According to the researchers, because terrestrial independently fractionated (MIF) sulfur-isotope isotope signatures were generated exclusively through atmospheric photochemical reactions until about 2.5 billion years ago, material containing such isotopes must have originated in the Archean crust. In the new study, the researchers found MIF sulfur-isotope signatures in olivine-hosted sulfides from relatively young (20-million-year-old) ocean island basalts (OIB) from Mangaia, Cook Islands (Polynesia), providing evidence that the mantle is the only possible source of the ancient Archean materials found in the Mangaia lavas.

“The discovery of MIF-S isotope in these young oceanic lavas suggests that sulfur-likely derived from the hydrothermally-altered oceanic crust-was subducted into the mantle more than 2.5 billion years ago and recycled into the mantle source of the Mangaia lavas,” said Rita Cabral, the study’s primary author and a graduate student in Boston University’s Department of Earth and Environment.

The data also complement evidence for sulfur recycling of ancient sedimentary materials to the subcontinental lithospheric mantle previously identified in diamond inclusions.

Unique chemistry reveals eruption of ancient materials once at Earth’s surface

An international team of researchers, including Scripps Institution of Oceanography, UC San Diego, geochemist James Day, has found new evidence that material contained in oceanic lava flows originated in Earth’s ancient Archean crust. These findings support the theory that much of the Earth’s original crust has been recycled by the process of subduction, helping to explain how the Earth has formed and changed over time.

The Archean geologic eon, Earth’s second oldest, dating from 3.8 to 2.5 billion years ago, is the source of the oldest exposed rock formations on the planet’s surface. (Archean rocks are known from Greenland, the Canadian Shield, the Baltic Shield, Scotland, India, Brazil, western Australia, and southern Africa.) Although the first continents were formed during the Archean eon, rock of this age makes up only around seven percent of the world’s current crust.

“Our new results are important because they provide strong evidence not only to tie materials that were once on Earth’s surface to an entire cycle of subduction, storage in the mantle, and return to the surface as lavas, but they also place a firm time constraint on when plate tectonics began; no later than 2.5 billion years ago,” said Day. “This is because mass independent sulfur signatures have only been shown to occur in the atmosphere during periods of low oxygenation prior to the rise of oxygen-exhaling organisms.”

The new study, which will be published in the April 24 issue of the journal Nature, adds further support to the theory that most of the Archean crust was subducted or folded back into the Earth’s mantle, evidence of which is seen in the presence of specific sulfur isotopes found in some oceanic lava flows.

According to the researchers, because terrestrial independently fractionated (MIF) sulfur-isotope isotope signatures were generated exclusively through atmospheric photochemical reactions until about 2.5 billion years ago, material containing such isotopes must have originated in the Archean crust. In the new study, the researchers found MIF sulfur-isotope signatures in olivine-hosted sulfides from relatively young (20-million-year-old) ocean island basalts (OIB) from Mangaia, Cook Islands (Polynesia), providing evidence that the mantle is the only possible source of the ancient Archean materials found in the Mangaia lavas.

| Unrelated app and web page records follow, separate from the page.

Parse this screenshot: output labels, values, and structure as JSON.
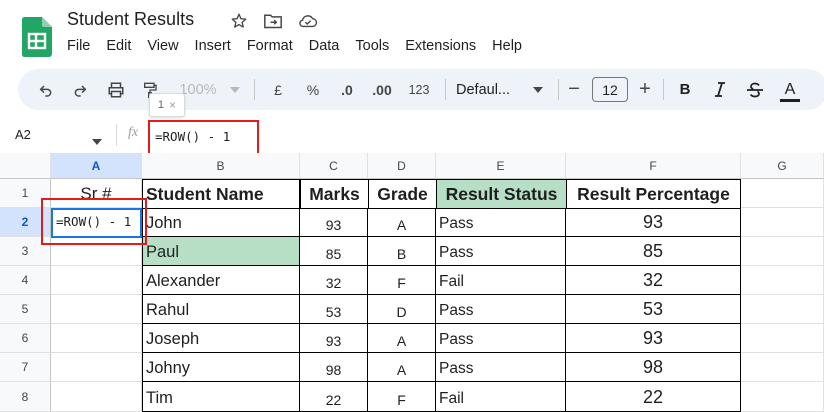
{
  "app": {
    "doc_title": "Student Results",
    "menu": [
      "File",
      "Edit",
      "View",
      "Insert",
      "Format",
      "Data",
      "Tools",
      "Extensions",
      "Help"
    ]
  },
  "toolbar": {
    "zoom": "100%",
    "currency": "£",
    "percent": "%",
    "dec_decrease": ".0",
    "dec_increase": ".00",
    "number_format": "123",
    "font_name": "Defaul...",
    "font_size": "12",
    "minus": "−",
    "plus": "+",
    "bold": "B",
    "text_color": "A",
    "icons": [
      "undo-icon",
      "redo-icon",
      "print-icon",
      "paint-format-icon",
      "currency-icon",
      "percent-icon",
      "decrease-decimal-icon",
      "increase-decimal-icon",
      "number-format-icon",
      "font-size-decrease-icon",
      "font-size-increase-icon",
      "bold-icon",
      "italic-icon",
      "strikethrough-icon",
      "text-color-icon"
    ]
  },
  "tooltip": {
    "text": "1",
    "close": "×"
  },
  "formula_bar": {
    "name_box": "A2",
    "fx": "fx",
    "formula": "=ROW() - 1"
  },
  "colors": {
    "accent": "#1a73e8",
    "highlight_red": "#e21c1c",
    "green_fill": "#b7dfc6",
    "header_selected": "#d3e3fd"
  },
  "grid": {
    "columns": [
      "A",
      "B",
      "C",
      "D",
      "E",
      "F",
      "G"
    ],
    "rows": [
      "1",
      "2",
      "3",
      "4",
      "5",
      "6",
      "7",
      "8"
    ],
    "active_cell": "=ROW() - 1",
    "header": {
      "sr": "Sr #",
      "name": "Student  Name",
      "marks": "Marks",
      "grade": "Grade",
      "status": "Result Status",
      "pct": "Result Percentage"
    },
    "data": [
      {
        "name": "John",
        "marks": "93",
        "grade": "A",
        "status": "Pass",
        "pct": "93"
      },
      {
        "name": "Paul",
        "marks": "85",
        "grade": "B",
        "status": "Pass",
        "pct": "85"
      },
      {
        "name": "Alexander",
        "marks": "32",
        "grade": "F",
        "status": "Fail",
        "pct": "32"
      },
      {
        "name": "Rahul",
        "marks": "53",
        "grade": "D",
        "status": "Pass",
        "pct": "53"
      },
      {
        "name": "Joseph",
        "marks": "93",
        "grade": "A",
        "status": "Pass",
        "pct": "93"
      },
      {
        "name": "Johny",
        "marks": "98",
        "grade": "A",
        "status": "Pass",
        "pct": "98"
      },
      {
        "name": "Tim",
        "marks": "22",
        "grade": "F",
        "status": "Fail",
        "pct": "22"
      }
    ]
  }
}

“The discovery of MIF-S isotope in these young oceanic lavas suggests that sulfur-likely derived from the hydrothermally-altered oceanic crust-was subducted into the mantle more than 2.5 billion years ago and recycled into the mantle source of the Mangaia lavas,” said Rita Cabral, the study’s primary author and a graduate student in Boston University’s Department of Earth and Environment.

The data also complement evidence for sulfur recycling of ancient sedimentary materials to the subcontinental lithospheric mantle previously identified in diamond inclusions.